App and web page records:
..........
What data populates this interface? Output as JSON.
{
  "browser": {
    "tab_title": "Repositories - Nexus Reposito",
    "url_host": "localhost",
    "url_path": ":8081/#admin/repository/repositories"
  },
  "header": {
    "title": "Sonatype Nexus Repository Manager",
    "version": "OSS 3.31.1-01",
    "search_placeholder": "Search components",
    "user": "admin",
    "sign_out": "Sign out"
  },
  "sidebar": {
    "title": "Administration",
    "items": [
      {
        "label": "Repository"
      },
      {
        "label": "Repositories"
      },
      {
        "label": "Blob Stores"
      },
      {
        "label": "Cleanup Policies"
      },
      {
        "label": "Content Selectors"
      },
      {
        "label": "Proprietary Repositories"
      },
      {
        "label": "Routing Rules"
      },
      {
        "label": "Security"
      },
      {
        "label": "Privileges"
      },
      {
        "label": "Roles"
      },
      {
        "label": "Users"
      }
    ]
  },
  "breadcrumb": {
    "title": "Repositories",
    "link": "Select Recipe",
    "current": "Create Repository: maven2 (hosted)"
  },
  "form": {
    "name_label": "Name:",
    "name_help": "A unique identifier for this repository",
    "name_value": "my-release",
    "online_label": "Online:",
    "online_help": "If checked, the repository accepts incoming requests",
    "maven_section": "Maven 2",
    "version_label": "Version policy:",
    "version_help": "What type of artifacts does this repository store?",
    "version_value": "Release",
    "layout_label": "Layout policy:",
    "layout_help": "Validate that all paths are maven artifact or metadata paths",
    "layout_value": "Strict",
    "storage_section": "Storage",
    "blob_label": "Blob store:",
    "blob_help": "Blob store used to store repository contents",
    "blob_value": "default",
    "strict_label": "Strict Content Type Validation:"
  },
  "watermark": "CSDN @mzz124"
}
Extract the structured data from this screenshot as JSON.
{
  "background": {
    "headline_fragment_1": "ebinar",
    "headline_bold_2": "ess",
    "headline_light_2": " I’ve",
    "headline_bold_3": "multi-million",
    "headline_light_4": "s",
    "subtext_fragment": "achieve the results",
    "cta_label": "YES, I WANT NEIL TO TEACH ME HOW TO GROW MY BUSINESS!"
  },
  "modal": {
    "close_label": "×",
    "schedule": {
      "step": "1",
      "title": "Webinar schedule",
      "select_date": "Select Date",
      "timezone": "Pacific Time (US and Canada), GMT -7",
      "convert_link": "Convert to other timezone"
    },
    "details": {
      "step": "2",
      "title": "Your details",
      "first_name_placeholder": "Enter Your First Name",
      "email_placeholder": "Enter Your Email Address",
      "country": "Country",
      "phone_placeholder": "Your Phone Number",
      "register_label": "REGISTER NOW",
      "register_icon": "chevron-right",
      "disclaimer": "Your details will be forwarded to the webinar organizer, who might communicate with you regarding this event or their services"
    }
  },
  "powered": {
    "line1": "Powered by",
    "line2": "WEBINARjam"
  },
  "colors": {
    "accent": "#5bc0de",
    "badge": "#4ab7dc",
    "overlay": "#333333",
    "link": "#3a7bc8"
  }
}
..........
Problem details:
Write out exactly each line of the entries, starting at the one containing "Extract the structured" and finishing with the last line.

Solution to this problem:
Extract the structured data from this screenshot as JSON.
{
  "background": {
    "headline_fragment_1": "ebinar",
    "headline_bold_2": "ess",
    "headline_light_2": " I’ve",
    "headline_bold_3": "multi-million",
    "headline_light_4": "s",
    "subtext_fragment": "achieve the results",
    "cta_label": "YES, I WANT NEIL TO TEACH ME HOW TO GROW MY BUSINESS!"
  },
  "modal": {
    "close_label": "×",
    "schedule": {
      "step": "1",
      "title": "Webinar schedule",
      "select_date": "Select Date",
      "timezone": "Pacific Time (US and Canada), GMT -7",
      "convert_link": "Convert to other timezone"
    },
    "details": {
      "step": "2",
      "title": "Your details",
      "first_name_placeholder": "Enter Your First Name",
      "email_placeholder": "Enter Your Email Address",
      "country": "Country",
      "phone_placeholder": "Your Phone Number",
      "register_label": "REGISTER NOW",
      "register_icon": "chevron-right",
      "disclaimer": "Your details will be forwarded to the webinar organizer, who might communicate with you regarding this event or their services"
    }
  },
  "powered": {
    "line1": "Powered by",
    "line2": "WEBINARjam"
  },
  "colors": {
    "accent": "#5bc0de",
    "badge": "#4ab7dc",
    "overlay": "#333333",
    "link": "#3a7bc8"
  }
}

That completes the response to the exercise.